# Requirement
Return all the entries below exactly as they were given.

# Exercise materials
-*-*-

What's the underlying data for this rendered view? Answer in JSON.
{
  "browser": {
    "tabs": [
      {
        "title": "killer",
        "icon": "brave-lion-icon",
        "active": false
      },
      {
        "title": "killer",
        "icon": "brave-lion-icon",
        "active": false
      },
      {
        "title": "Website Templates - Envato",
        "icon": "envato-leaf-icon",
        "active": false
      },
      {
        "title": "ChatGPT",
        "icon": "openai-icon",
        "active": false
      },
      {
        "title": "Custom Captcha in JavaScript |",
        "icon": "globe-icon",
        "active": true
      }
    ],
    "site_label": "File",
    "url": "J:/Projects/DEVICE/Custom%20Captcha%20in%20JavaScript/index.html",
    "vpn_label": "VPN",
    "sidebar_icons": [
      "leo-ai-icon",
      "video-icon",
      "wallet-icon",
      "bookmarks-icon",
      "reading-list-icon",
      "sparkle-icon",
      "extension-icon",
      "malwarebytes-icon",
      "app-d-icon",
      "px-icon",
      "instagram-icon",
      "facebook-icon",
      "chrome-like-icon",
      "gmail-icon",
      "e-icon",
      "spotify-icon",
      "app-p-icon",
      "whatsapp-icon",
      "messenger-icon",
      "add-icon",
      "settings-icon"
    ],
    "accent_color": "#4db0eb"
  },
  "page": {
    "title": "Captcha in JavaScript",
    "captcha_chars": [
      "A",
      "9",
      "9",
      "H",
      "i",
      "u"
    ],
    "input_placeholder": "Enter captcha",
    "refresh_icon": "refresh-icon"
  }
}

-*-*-

# The completed task
What's the underlying data for this rendered view? Answer in JSON.
{
  "browser": {
    "tabs": [
      {
        "title": "killer",
        "icon": "brave-lion-icon",
        "active": false
      },
      {
        "title": "killer",
        "icon": "brave-lion-icon",
        "active": false
      },
      {
        "title": "Website Templates - Envato",
        "icon": "envato-leaf-icon",
        "active": false
      },
      {
        "title": "ChatGPT",
        "icon": "openai-icon",
        "active": false
      },
      {
        "title": "Custom Captcha in JavaScript |",
        "icon": "globe-icon",
        "active": true
      }
    ],
    "site_label": "File",
    "url": "J:/Projects/DEVICE/Custom%20Captcha%20in%20JavaScript/index.html",
    "vpn_label": "VPN",
    "sidebar_icons": [
      "leo-ai-icon",
      "video-icon",
      "wallet-icon",
      "bookmarks-icon",
      "reading-list-icon",
      "sparkle-icon",
      "extension-icon",
      "malwarebytes-icon",
      "app-d-icon",
      "px-icon",
      "instagram-icon",
      "facebook-icon",
      "chrome-like-icon",
      "gmail-icon",
      "e-icon",
      "spotify-icon",
      "app-p-icon",
      "whatsapp-icon",
      "messenger-icon",
      "add-icon",
      "settings-icon"
    ],
    "accent_color": "#4db0eb"
  },
  "page": {
    "title": "Captcha in JavaScript",
    "captcha_chars": [
      "A",
      "9",
      "9",
      "H",
      "i",
      "u"
    ],
    "input_placeholder": "Enter captcha",
    "refresh_icon": "refresh-icon"
  }
}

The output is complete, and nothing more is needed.